- Tanzanian health authorities issue guidance on monkeypox.
- Director of the Africa Centres for Disease Control and Prevention (Africa CDC) makes a statement warning against vaccine hoarding for monkeypox
- Denmark purchases 200 vaccines from the Netherlands with intention to buy 2,000-3,000 more.
- South African public health experts dismiss idea of mass vaccination campaign but say they will remain vigilant.
- Cases in France rise from 3 to 5.
- Roche Holding AG develops PCR test kits to identify monkeypox.
- Spain records 50 cases.
- Germany purchases 40,000 Bavarian Nordic monkeypox vaccines as a precautionary measure.
- Czechia, Slovenia, and the United Arab Emirates report first cases.
- French health authority recommends a targeted vaccination campaign to curtail monkeypox.
- European Union initiates talks with manufacturers for centralized vaccine purchase.
- WHO spokeswoman asserts that the monkeypox outbreak can still be contained.
- U.S. President Joe Biden says he did not believe a quarantine to prevent the spread of monkeypox in the United States would be necessary, and that there are sufficient vaccine doses available to combat any serious flare-up of the disease.
- WHO spokesperson says there is no evidence that monkeypox has mutated.
- Portugal reports an additional 14 cases, bringing the total to 37.
- Unsubstantiated conspiracy theories suggesting the United States is the culprit behind monkeypox begin to circulate on Chinese social media.
- Monkeypox fears fuel stock prices in companies that produce antivirals and vaccines.
- Belgium becomes first country to institute monkeypox quarantine.
- UNAIDS urges media outlets, governments, and communities to respond with a rights-based, evidence-based approach that avoids stigma.
- WHO records 92 laboratory-confirmed cases and 28 suspected cases from 12 countries in which monkeypox is not endemic for monkeypox virus in Australia, Belgium, Canada, France, Germany, Italy, the Netherlands, Portugal, Spain, Sweden, the United Kingdom, and the United States since May 13.
- Early epidemiology of initial cases notified to WHO by countries shows that cases have been mainly reported amongst men who have sex with men (MSM).
- Switzerland reports first case.
Week of May 12 to May 19: Monkeypox Cases Recorded in United Kingdom, Portugal, Italy, and Canada
- Public health authorities in Canada begin investigating 17 suspected cases of monkeypox in Montreal.

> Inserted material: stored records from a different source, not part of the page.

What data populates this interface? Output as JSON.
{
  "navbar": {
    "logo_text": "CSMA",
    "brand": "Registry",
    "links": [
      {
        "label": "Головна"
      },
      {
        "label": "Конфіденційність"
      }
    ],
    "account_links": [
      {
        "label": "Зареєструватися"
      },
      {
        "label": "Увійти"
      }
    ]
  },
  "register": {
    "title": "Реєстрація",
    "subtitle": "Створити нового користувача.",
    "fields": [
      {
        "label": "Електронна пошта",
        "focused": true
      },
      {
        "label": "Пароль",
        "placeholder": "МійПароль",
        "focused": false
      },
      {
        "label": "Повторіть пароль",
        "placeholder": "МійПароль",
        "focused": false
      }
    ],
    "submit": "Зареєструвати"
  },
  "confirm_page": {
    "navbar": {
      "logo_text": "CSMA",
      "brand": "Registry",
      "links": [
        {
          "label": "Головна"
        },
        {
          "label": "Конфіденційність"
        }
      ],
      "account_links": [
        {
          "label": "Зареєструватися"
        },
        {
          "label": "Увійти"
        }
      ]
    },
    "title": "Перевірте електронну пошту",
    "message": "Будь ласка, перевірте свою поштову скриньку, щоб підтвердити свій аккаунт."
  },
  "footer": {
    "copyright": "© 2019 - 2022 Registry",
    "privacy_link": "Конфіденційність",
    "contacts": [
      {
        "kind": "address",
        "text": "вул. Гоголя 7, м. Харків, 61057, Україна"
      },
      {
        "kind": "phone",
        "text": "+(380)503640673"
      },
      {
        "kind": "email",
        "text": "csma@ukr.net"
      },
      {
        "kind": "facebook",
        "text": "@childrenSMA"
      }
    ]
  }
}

The first case in Canada is believed to have appeared on April 29 in a patient who had traveled from the United States.
- First draft genome sequence of Monkeypox virus associated with the suspected multicountry outbreak suggests the strain most closely resembles viruses carried by travelers from Nigeria to Singapore, Israel, and the United Kingdom in 2018 and 2019.
- Italy reports first confirmed case and two additional suspected cases.

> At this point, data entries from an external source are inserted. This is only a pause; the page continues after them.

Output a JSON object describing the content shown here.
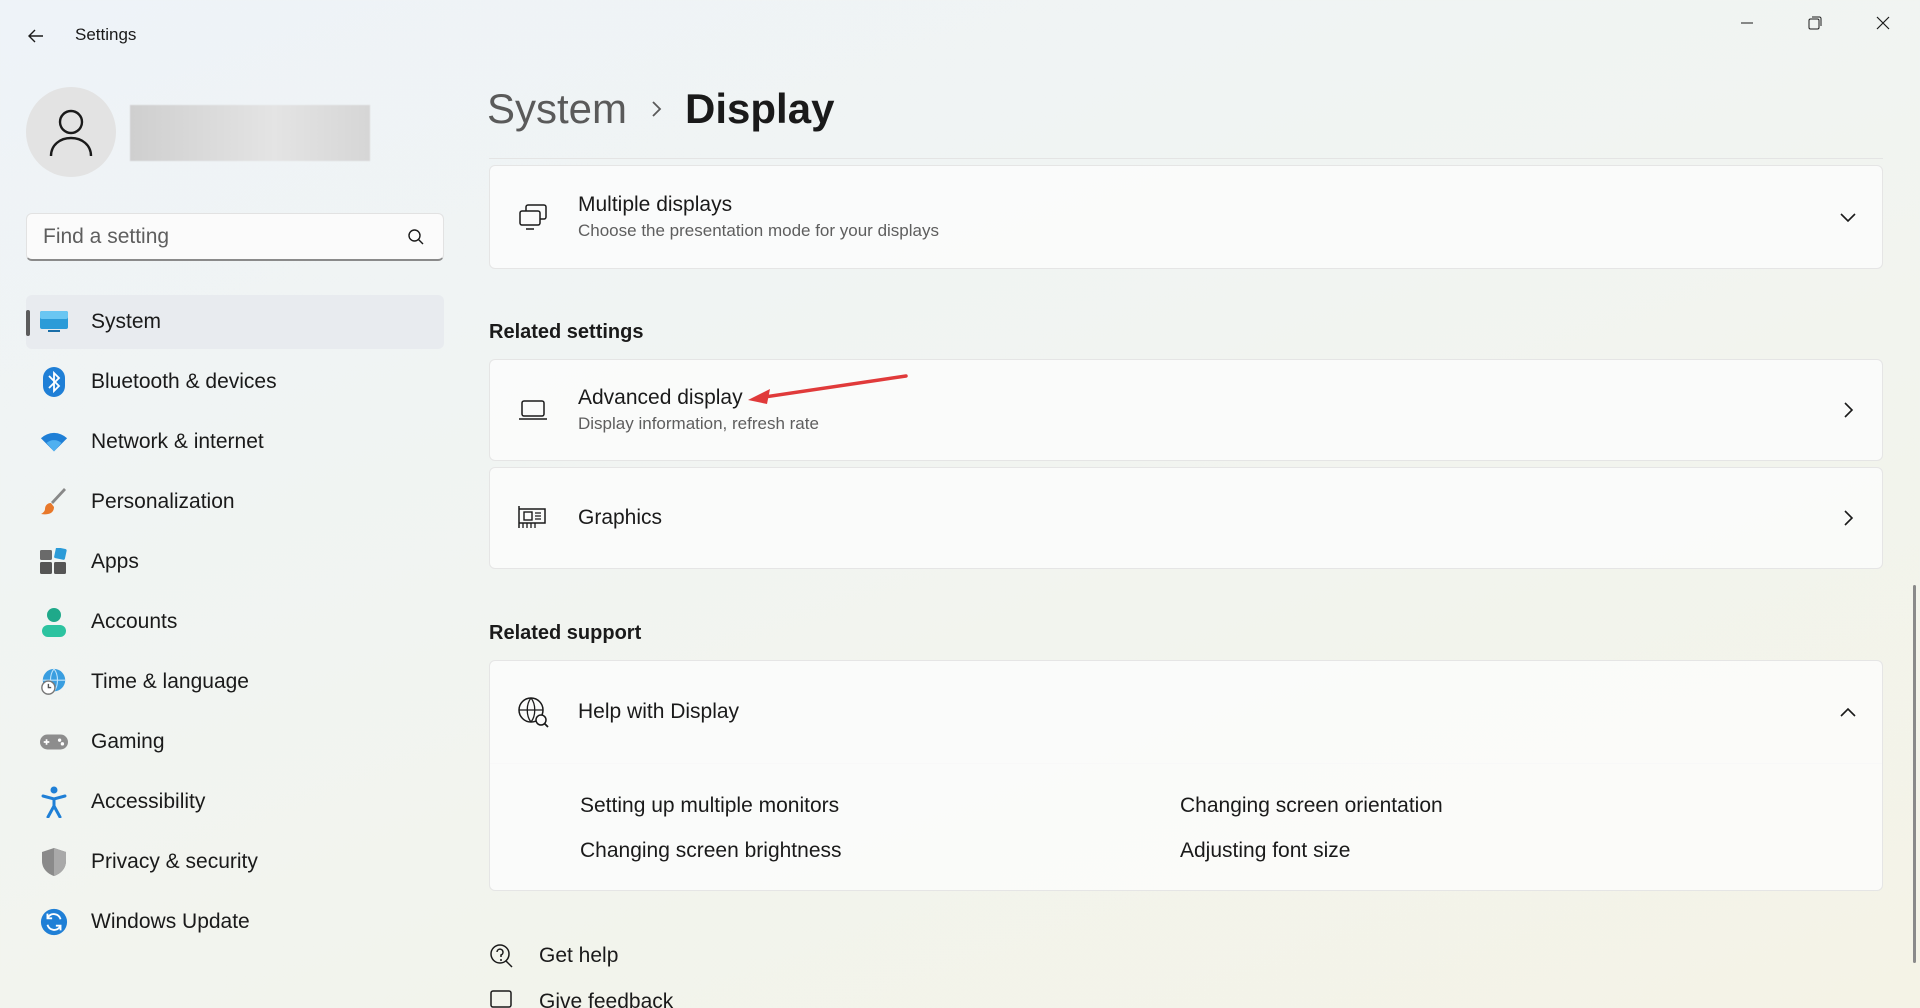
{
  "window": {
    "title": "Settings",
    "controls": {
      "minimize": "minimize-icon",
      "maximize": "restore-icon",
      "close": "close-icon"
    }
  },
  "sidebar": {
    "search": {
      "placeholder": "Find a setting",
      "value": ""
    },
    "items": [
      {
        "label": "System",
        "icon": "system-icon",
        "active": true
      },
      {
        "label": "Bluetooth & devices",
        "icon": "bluetooth-icon"
      },
      {
        "label": "Network & internet",
        "icon": "wifi-icon"
      },
      {
        "label": "Personalization",
        "icon": "brush-icon"
      },
      {
        "label": "Apps",
        "icon": "apps-icon"
      },
      {
        "label": "Accounts",
        "icon": "accounts-icon"
      },
      {
        "label": "Time & language",
        "icon": "globe-clock-icon"
      },
      {
        "label": "Gaming",
        "icon": "gamepad-icon"
      },
      {
        "label": "Accessibility",
        "icon": "accessibility-icon"
      },
      {
        "label": "Privacy & security",
        "icon": "shield-icon"
      },
      {
        "label": "Windows Update",
        "icon": "update-icon"
      }
    ]
  },
  "breadcrumb": {
    "parent": "System",
    "current": "Display"
  },
  "cards": {
    "multiple_displays": {
      "title": "Multiple displays",
      "subtitle": "Choose the presentation mode for your displays"
    },
    "advanced_display": {
      "title": "Advanced display",
      "subtitle": "Display information, refresh rate"
    },
    "graphics": {
      "title": "Graphics"
    }
  },
  "sections": {
    "related_settings": "Related settings",
    "related_support": "Related support"
  },
  "help": {
    "title": "Help with Display",
    "links": [
      "Setting up multiple monitors",
      "Changing screen orientation",
      "Changing screen brightness",
      "Adjusting font size"
    ]
  },
  "footer": {
    "get_help": "Get help",
    "give_feedback": "Give feedback"
  },
  "colors": {
    "accent": "#0067c0",
    "annotation_arrow": "#e03a3a"
  }
}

- Portugal reports 14 cases and an additional 20 suspected cases after identifying them as the West African strain of monkeypox, which is less severe than the Congo strain.
- The United Kingdom reports two new cases of monkeypox that do not appear to be related to the first.
Week of May 7 to May 11: Monkeypox First Identified in a Non-Endemic Country
- A patient is treated for monkeypox in the United Kingdom by a specialist after returning from travel in Nigeria.